### Exercise goal
All of the entries below are to be copied without any alteration.

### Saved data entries
"""
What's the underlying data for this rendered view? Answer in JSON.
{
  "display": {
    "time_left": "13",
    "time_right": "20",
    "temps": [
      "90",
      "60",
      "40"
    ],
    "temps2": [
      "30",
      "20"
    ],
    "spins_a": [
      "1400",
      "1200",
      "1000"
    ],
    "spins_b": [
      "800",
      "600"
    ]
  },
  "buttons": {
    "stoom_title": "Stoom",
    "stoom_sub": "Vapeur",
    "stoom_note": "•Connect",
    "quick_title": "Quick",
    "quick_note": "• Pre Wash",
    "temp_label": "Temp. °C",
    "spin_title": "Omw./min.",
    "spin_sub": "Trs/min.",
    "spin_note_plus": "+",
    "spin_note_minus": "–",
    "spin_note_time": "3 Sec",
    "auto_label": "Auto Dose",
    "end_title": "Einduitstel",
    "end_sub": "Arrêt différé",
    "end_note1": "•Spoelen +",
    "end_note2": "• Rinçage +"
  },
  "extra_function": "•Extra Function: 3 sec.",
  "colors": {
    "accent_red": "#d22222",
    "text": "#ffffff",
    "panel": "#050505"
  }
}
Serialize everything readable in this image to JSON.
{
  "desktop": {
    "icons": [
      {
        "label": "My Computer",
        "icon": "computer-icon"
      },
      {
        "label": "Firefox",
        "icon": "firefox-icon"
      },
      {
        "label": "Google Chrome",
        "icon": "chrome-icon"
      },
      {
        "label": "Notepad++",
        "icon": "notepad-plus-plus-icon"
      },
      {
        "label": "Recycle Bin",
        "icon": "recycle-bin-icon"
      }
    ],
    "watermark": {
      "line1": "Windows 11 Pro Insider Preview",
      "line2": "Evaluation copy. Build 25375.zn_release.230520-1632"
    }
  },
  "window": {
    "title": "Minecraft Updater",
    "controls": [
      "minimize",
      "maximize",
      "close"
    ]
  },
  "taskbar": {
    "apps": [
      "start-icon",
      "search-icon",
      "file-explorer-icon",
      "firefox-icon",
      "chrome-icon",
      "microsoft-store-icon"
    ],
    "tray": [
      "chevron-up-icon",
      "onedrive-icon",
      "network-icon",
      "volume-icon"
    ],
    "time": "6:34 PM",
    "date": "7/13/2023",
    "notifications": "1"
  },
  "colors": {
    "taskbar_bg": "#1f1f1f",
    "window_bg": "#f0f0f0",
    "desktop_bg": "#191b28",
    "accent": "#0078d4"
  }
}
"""
### Written response
What's the underlying data for this rendered view? Answer in JSON.
{
  "display": {
    "time_left": "13",
    "time_right": "20",
    "temps": [
      "90",
      "60",
      "40"
    ],
    "temps2": [
      "30",
      "20"
    ],
    "spins_a": [
      "1400",
      "1200",
      "1000"
    ],
    "spins_b": [
      "800",
      "600"
    ]
  },
  "buttons": {
    "stoom_title": "Stoom",
    "stoom_sub": "Vapeur",
    "stoom_note": "•Connect",
    "quick_title": "Quick",
    "quick_note": "• Pre Wash",
    "temp_label": "Temp. °C",
    "spin_title": "Omw./min.",
    "spin_sub": "Trs/min.",
    "spin_note_plus": "+",
    "spin_note_minus": "–",
    "spin_note_time": "3 Sec",
    "auto_label": "Auto Dose",
    "end_title": "Einduitstel",
    "end_sub": "Arrêt différé",
    "end_note1": "•Spoelen +",
    "end_note2": "• Rinçage +"
  },
  "extra_function": "•Extra Function: 3 sec.",
  "colors": {
    "accent_red": "#d22222",
    "text": "#ffffff",
    "panel": "#050505"
  }
}
Serialize everything readable in this image to JSON.
{
  "desktop": {
    "icons": [
      {
        "label": "My Computer",
        "icon": "computer-icon"
      },
      {
        "label": "Firefox",
        "icon": "firefox-icon"
      },
      {
        "label": "Google Chrome",
        "icon": "chrome-icon"
      },
      {
        "label": "Notepad++",
        "icon": "notepad-plus-plus-icon"
      },
      {
        "label": "Recycle Bin",
        "icon": "recycle-bin-icon"
      }
    ],
    "watermark": {
      "line1": "Windows 11 Pro Insider Preview",
      "line2": "Evaluation copy. Build 25375.zn_release.230520-1632"
    }
  },
  "window": {
    "title": "Minecraft Updater",
    "controls": [
      "minimize",
      "maximize",
      "close"
    ]
  },
  "taskbar": {
    "apps": [
      "start-icon",
      "search-icon",
      "file-explorer-icon",
      "firefox-icon",
      "chrome-icon",
      "microsoft-store-icon"
    ],
    "tray": [
      "chevron-up-icon",
      "onedrive-icon",
      "network-icon",
      "volume-icon"
    ],
    "time": "6:34 PM",
    "date": "7/13/2023",
    "notifications": "1"
  },
  "colors": {
    "taskbar_bg": "#1f1f1f",
    "window_bg": "#f0f0f0",
    "desktop_bg": "#191b28",
    "accent": "#0078d4"
  }
}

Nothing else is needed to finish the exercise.